Because of all my research, I no longer need others to tell me the answers. I gained the tools and the skills I needed to find the information and process it in a way that suits my intellect and integrity.
Make Friends and Fill My Time
After being cut off from family and friends, I struggled to make friends and trust others. Some of the time I trusted too easily, and other times I changed myself to fit in. In the earliest days I did what the people around me did. I was not being true to myself. I was very lonely. I went from having my entire week planned, with people I was told I could trust, to being alone with nothing to fill my time except work. I had to intentionally seek things to do and people to be with.
I started by being more friendly toward people at work. We did common activities like eating lunch together or having a picnic on the lawn in front of our apartments on the weekend. When I started college, I met a lot more people and suddenly got very busy. I learned that common interests and common principles do matter. But I also learned that I did not have to keep an intense relationship with everyone. I learned that people come and go and it is ok. I did not have to be everyone’s close friend.
In the years since I left, I have learned that true friendship allows for people to grow and change. It doesn’t come overnight. Sometimes you have to say, “That hurt me.” Then if the person apologizes, you have the choice of moving forward or not. I’ve also learned that most people are trustworthy, and religion may not have much to do with that.
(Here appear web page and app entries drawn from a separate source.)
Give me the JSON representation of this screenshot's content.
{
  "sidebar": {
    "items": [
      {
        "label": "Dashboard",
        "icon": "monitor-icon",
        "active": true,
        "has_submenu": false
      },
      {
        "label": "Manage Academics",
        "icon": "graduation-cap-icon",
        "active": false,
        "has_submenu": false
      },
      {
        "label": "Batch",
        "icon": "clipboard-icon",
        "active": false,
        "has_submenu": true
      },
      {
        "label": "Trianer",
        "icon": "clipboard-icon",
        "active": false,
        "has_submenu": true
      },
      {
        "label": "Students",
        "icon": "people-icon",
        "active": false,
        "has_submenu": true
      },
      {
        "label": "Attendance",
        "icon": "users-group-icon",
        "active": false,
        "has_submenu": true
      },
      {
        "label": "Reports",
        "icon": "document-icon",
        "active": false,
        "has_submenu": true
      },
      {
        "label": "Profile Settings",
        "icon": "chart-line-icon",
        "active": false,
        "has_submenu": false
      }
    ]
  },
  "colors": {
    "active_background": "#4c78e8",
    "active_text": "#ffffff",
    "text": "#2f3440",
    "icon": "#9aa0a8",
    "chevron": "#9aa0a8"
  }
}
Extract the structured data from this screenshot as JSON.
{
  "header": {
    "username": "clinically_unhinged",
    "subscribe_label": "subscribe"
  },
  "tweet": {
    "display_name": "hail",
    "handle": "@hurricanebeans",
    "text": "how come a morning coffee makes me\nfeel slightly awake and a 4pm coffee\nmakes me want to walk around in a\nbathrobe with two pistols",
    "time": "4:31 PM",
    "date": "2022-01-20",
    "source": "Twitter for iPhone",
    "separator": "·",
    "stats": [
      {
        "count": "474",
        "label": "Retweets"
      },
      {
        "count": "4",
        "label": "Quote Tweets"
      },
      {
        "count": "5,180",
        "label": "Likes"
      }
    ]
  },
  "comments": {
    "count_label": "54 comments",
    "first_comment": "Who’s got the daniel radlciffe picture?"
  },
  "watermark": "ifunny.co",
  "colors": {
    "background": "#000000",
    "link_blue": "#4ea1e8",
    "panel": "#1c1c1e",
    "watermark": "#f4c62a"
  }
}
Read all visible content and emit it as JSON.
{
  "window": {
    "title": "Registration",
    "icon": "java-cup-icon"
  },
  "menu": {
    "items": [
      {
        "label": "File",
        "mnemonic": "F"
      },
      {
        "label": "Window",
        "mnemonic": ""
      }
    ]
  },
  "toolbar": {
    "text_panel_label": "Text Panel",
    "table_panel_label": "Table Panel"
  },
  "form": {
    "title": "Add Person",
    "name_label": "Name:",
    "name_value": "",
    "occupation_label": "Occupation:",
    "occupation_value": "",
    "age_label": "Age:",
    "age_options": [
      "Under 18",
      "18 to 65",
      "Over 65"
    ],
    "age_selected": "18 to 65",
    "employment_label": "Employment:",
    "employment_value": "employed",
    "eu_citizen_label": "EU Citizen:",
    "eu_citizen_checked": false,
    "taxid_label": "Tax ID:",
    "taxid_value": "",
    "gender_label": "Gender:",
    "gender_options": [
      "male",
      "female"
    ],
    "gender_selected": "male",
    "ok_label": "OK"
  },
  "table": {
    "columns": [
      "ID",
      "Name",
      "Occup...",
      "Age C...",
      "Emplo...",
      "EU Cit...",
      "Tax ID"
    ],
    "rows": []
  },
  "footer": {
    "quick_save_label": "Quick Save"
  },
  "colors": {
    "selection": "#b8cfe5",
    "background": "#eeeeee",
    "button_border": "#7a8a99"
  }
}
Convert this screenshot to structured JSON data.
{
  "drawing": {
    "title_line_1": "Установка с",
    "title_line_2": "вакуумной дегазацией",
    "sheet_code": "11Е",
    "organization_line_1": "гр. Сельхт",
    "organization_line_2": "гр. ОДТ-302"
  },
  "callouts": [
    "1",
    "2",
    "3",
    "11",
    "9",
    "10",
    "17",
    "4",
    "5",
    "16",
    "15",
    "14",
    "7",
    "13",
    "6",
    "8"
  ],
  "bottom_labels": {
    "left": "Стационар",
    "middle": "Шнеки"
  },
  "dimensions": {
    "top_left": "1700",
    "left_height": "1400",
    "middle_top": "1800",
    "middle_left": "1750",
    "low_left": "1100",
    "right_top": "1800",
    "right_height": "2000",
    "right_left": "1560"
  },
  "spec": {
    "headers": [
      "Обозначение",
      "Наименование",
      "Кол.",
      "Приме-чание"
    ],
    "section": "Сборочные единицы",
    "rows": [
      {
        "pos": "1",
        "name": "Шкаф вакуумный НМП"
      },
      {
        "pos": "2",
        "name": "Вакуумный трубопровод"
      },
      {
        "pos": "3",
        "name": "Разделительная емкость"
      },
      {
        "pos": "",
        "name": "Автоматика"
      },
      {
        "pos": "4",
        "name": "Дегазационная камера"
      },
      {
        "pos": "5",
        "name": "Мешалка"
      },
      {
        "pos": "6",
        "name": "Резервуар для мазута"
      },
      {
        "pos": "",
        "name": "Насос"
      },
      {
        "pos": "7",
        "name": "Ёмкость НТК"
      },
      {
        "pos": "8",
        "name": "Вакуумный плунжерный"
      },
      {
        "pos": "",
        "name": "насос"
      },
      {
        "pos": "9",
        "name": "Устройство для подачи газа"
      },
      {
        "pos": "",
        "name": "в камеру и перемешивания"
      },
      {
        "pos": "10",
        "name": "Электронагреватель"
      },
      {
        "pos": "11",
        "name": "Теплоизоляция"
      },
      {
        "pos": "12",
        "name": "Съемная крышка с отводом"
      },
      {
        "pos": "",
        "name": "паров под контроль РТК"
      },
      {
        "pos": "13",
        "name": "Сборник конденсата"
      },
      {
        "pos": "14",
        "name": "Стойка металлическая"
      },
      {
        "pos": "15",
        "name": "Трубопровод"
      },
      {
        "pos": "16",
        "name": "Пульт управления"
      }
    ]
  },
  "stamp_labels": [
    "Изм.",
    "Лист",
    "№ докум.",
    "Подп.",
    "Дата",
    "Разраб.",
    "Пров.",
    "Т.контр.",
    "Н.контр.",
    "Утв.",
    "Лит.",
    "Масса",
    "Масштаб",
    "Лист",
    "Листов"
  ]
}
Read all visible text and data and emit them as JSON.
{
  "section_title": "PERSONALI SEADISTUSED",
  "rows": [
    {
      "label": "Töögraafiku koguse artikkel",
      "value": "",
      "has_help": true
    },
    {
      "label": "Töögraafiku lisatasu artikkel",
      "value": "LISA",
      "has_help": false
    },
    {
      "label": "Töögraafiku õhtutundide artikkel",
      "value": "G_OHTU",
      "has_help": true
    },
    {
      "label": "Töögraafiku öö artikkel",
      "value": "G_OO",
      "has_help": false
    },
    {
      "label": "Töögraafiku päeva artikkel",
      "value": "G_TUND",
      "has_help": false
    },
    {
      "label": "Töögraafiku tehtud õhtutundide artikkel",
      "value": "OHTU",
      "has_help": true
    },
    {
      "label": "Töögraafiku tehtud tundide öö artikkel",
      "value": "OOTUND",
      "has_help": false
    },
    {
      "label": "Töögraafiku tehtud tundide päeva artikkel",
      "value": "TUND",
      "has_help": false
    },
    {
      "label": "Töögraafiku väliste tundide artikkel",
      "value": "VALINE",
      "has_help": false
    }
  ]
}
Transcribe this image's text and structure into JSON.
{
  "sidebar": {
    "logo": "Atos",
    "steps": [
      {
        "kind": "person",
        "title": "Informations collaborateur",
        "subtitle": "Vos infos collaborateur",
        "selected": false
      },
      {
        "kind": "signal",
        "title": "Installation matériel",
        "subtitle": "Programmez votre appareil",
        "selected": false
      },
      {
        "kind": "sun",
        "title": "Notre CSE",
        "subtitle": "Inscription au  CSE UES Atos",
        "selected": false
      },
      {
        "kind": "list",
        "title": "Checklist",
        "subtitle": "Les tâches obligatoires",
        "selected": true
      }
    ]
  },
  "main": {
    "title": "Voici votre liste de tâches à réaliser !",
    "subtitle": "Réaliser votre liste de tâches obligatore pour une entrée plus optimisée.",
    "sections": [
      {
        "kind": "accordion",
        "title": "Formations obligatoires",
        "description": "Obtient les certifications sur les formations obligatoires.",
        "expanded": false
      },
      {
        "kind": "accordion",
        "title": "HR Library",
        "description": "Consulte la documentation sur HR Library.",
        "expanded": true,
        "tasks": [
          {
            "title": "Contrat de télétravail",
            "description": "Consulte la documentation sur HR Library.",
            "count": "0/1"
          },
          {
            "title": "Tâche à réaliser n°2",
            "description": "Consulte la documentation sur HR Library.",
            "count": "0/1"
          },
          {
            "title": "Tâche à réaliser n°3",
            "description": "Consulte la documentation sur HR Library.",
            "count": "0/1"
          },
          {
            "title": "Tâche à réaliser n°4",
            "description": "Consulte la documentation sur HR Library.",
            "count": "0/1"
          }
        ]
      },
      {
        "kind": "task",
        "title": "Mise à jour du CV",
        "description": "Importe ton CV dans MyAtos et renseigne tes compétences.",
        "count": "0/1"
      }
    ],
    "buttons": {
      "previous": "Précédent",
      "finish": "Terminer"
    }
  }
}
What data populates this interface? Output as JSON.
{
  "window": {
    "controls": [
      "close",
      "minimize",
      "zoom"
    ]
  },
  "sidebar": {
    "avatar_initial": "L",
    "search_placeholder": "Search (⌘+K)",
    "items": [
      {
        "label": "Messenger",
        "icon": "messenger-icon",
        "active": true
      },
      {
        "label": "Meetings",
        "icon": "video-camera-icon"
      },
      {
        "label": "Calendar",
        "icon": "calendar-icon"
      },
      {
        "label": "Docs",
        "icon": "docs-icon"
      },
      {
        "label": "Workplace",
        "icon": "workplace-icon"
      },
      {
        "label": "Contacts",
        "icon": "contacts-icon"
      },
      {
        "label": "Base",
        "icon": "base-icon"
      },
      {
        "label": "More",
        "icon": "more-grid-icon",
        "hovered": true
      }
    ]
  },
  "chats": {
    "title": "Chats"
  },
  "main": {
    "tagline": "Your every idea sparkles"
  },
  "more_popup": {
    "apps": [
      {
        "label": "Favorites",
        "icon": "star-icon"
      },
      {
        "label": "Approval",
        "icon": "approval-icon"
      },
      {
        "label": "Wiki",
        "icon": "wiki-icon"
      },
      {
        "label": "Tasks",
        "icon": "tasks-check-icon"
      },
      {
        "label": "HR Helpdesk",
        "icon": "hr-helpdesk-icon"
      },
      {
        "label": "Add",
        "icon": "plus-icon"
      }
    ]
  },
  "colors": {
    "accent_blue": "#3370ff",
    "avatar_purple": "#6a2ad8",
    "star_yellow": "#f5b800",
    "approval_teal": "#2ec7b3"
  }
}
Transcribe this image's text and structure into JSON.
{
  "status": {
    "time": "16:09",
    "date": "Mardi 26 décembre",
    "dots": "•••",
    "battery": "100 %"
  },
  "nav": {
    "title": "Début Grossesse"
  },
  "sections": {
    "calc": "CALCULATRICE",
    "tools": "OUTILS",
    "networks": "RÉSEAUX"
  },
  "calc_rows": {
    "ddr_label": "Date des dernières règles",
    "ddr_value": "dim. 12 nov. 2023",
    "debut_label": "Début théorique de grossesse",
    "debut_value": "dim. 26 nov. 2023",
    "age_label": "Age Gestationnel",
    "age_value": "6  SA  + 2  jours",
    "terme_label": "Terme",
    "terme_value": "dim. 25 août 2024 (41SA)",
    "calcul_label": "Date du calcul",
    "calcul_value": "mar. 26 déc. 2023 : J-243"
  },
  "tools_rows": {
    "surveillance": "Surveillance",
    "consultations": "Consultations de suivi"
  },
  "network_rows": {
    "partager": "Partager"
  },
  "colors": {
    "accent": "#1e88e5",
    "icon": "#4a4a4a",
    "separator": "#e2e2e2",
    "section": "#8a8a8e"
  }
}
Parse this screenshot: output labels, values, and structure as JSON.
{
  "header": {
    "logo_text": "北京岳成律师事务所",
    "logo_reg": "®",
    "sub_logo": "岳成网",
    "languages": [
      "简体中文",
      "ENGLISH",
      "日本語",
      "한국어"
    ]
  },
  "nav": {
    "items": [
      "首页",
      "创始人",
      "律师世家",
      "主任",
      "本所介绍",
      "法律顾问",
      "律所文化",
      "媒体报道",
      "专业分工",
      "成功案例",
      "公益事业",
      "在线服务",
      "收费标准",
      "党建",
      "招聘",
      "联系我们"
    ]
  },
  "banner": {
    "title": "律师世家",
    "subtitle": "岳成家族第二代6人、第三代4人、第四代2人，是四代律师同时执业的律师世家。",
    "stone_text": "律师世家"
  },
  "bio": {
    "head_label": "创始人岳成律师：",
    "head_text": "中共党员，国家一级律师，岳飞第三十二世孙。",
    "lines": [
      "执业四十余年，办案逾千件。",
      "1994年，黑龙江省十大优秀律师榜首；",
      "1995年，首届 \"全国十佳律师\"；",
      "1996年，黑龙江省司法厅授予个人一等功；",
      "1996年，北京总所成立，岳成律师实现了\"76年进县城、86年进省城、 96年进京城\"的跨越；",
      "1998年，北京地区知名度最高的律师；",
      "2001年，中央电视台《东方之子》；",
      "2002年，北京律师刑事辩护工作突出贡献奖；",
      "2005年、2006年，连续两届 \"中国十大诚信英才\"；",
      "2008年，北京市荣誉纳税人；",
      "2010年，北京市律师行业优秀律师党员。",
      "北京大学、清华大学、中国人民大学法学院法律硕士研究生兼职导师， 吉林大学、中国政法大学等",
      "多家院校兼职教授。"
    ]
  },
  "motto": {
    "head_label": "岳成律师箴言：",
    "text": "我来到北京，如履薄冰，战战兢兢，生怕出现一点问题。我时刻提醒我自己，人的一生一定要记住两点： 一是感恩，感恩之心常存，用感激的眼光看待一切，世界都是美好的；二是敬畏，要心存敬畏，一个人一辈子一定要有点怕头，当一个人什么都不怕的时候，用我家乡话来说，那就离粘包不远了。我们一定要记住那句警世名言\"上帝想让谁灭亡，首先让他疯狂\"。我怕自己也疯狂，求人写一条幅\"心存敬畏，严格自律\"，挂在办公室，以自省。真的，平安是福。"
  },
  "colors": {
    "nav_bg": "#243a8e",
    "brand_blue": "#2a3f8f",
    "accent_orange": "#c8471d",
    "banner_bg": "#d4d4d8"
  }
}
"Follow your own readiness and your own path to recovery. Keep actively working to find answers to your questions. Keep addressing the issues that trigger you. In time you can create a life with faithful companions, meaning, and purpose."